If you go to a Yorkshire Terrier breeder asking for a Teacup Yorkie, you will most likely be told to look elsewhere. As teacup puppies are not recognized by national breed clubs, there are no breeding regulations when it comes to teacup breeds. Sometimes, a teacup puppy will occur naturally in a regular litter as the runt. However, this is few and far in-between. In order for teacup puppy “breeders” to consistently produce popular, in-demand tiny puppies, they usually breed smaller runts with each other. Health consequences of overbreeding smaller dogs are not a concern for puppy mills or irresponsible breeders looking to make a quick buck. If you are considering bringing home a teacup puppy, be sure to scrupulously research who you are getting your puppy from.

2. They are fragile

(Photo Credit: Getty Images)

(Photo Credit: Getty Images)

Teacup puppies are tiny. This is fairly obvious, but let it sink in. You cannot simply let a teacup puppy wander around your house if you have young children running around or other larger pets. You cannot give a quick, hard tug on the leash of a teacup puppy if they are not behaving in a leash-appropriate way.

Teacup puppies require vigilant attention, especially until they reach their adult size of a whopping four pounds. If you have children, have a serious talk with them about how to handle the teacup puppy and set limits to how many people handle her during her first few months.

During the first year of having a teacup puppy, it is particularly important to stay on top of vaccines as well. Tiny bodies have a more difficult time fighting off infection that other older, larger dogs can fend off easily. Teacup puppies are also prone to certain ailments throughout their life due to their tiny size, such as respiratory and cardiac issues.

Their tummies are also fragile, in a way. Their stomaches are tiny (as the rest of their bodies would lead you to believe), so they cannot eat as much as a large dog. Teacup puppies require frequent, small rounds of feeding to insure they are getting the proper amount of nutrients without bloating or indigestion.

Again, vigilance is key in every aspect of your teacup puppy’s life in order to insure they lead the healthy, happy, and long life they deserve.

3. They are adorable, highly sociable, and long living dogs

(Photo Credit: Getty Images)

(Photo Credit: Getty Images)

While the warnings of health issues and frailty may have you rethinking this whole teacup puppy business, there are obvious perks to owning such an adorable, tiny dog.
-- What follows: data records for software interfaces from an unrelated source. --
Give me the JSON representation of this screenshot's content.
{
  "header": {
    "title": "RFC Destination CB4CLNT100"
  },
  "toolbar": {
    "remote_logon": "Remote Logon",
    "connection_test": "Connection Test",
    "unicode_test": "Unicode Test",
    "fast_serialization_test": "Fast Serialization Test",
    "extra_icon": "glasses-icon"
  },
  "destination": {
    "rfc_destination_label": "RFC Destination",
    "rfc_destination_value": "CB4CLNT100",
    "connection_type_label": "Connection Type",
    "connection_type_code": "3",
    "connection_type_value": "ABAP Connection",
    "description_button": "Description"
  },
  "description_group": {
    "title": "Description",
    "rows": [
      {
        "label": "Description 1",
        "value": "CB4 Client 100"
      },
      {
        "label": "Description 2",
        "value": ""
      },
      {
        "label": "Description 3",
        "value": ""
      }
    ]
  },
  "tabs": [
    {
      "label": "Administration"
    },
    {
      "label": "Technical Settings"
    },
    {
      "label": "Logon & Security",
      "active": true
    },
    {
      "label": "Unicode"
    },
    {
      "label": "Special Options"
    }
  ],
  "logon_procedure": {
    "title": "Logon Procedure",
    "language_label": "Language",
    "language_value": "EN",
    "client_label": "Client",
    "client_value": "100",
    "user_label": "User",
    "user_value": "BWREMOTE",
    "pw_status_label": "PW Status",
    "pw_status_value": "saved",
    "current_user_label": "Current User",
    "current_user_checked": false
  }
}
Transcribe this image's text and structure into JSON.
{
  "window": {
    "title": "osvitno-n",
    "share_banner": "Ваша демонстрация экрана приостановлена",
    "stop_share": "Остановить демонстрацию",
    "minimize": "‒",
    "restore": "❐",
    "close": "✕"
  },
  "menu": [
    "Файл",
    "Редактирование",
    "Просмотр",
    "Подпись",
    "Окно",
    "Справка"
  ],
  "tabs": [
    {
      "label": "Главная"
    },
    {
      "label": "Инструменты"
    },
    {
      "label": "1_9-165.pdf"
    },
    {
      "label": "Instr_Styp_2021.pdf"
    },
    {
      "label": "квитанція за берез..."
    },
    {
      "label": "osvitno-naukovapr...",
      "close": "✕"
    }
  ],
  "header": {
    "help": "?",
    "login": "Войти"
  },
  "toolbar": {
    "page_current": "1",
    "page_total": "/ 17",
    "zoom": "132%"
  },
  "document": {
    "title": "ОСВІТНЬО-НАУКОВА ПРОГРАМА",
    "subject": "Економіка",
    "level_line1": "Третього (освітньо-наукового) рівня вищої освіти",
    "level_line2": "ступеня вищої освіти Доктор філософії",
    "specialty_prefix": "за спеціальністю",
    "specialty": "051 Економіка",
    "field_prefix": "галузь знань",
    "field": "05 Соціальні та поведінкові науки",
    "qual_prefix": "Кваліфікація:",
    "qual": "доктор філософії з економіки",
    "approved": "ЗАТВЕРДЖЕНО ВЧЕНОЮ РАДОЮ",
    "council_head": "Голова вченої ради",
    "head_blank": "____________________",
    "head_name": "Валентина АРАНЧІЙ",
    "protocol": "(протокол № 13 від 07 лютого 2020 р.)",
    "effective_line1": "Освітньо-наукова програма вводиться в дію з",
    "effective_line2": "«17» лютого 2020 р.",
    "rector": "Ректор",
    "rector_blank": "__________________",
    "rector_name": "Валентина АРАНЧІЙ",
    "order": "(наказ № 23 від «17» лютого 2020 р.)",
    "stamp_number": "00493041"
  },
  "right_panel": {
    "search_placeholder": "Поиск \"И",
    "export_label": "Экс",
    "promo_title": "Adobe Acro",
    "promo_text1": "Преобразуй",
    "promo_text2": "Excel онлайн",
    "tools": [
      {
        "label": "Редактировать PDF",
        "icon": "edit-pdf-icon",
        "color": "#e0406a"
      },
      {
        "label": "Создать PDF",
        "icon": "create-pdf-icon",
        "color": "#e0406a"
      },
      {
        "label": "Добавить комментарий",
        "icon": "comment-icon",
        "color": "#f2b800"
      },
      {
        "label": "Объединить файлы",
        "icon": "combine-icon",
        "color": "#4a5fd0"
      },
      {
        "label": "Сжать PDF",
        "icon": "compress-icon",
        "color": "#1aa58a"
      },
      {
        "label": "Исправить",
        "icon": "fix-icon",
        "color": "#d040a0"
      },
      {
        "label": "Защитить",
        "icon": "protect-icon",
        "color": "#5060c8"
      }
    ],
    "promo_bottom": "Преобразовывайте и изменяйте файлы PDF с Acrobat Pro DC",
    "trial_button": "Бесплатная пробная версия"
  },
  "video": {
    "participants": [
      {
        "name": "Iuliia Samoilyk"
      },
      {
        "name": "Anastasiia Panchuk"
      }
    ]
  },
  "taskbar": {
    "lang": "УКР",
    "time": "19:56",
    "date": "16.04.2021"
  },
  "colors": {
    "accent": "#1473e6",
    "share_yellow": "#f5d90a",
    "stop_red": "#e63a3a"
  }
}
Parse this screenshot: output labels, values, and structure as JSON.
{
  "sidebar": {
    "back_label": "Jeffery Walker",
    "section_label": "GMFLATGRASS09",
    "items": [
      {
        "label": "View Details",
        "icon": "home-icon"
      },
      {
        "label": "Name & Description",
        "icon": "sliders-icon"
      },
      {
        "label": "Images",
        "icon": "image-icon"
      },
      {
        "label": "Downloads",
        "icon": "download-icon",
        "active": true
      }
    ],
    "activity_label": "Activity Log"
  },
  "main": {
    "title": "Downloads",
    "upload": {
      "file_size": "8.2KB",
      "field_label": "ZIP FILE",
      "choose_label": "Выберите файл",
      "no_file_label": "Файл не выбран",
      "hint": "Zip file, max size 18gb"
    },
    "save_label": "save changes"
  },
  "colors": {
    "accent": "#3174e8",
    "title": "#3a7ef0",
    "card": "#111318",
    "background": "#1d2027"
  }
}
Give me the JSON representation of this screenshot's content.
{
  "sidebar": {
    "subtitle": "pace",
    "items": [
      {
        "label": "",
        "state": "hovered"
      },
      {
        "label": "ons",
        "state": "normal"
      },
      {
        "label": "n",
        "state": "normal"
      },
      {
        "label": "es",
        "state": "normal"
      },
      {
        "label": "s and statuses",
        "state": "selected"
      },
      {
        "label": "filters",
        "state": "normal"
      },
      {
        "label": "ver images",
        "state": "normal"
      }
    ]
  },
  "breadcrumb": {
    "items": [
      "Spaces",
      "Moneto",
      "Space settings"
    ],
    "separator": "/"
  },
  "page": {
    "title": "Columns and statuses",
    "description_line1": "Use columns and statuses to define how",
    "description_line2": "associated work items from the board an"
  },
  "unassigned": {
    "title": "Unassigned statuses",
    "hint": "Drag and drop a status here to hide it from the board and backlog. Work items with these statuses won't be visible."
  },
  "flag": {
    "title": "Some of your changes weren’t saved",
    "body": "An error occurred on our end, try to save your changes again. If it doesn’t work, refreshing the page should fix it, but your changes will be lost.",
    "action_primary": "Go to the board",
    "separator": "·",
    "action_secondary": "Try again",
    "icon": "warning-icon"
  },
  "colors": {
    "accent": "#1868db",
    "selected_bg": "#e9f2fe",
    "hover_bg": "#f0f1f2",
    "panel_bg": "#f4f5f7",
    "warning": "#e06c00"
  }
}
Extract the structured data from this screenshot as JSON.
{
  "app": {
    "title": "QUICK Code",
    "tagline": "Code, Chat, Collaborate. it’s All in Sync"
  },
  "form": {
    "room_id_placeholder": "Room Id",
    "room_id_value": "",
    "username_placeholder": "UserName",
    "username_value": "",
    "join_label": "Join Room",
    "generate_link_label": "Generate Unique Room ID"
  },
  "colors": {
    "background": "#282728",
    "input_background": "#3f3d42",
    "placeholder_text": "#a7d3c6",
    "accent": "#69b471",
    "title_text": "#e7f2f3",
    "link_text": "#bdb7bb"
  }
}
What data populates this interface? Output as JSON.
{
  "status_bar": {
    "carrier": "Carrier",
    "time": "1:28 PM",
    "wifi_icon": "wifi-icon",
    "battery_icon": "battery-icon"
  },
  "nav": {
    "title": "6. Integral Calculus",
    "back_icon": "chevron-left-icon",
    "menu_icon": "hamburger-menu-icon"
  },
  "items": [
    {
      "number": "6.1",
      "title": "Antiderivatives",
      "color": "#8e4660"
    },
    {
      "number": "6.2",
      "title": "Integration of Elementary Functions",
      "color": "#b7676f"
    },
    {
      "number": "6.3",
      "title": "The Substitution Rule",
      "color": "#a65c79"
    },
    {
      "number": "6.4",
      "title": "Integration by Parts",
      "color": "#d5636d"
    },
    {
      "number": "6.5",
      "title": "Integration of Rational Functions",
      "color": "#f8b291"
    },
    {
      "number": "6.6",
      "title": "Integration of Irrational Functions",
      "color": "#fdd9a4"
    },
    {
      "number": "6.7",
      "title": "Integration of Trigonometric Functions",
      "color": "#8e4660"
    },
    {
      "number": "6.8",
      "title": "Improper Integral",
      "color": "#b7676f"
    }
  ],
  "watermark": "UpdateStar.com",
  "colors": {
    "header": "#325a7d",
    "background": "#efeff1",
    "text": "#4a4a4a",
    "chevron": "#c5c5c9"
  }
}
Since teacup puppies are so tiny, they get used to being handled by humans quickly and will instantly grow affectionate towards you. As they are puppies, they are just as energetic and curious as any other breed of puppy and will make you laugh entirely too much the first time they discover their own reflection in a mirror. Many popular teacup “breeds” are small companion dogs, so they carry on the sociable, outgoing, friendly, and fun personalities of their slightly larger counterparts.

If you did your research correctly to find your teacup puppy, you can find yourself with a companion for up to 15 years. Smaller dogs do tend to live longer than larger breeds, and if given the proper treatment, your teacup puppy can lead a long, fulfilling life as well.

Remember, you can find almost any dog – even tiny teacup dogs – at your local rescue or shelter. Look on Facebook for a Teacup Dog Rescue in your area.

Save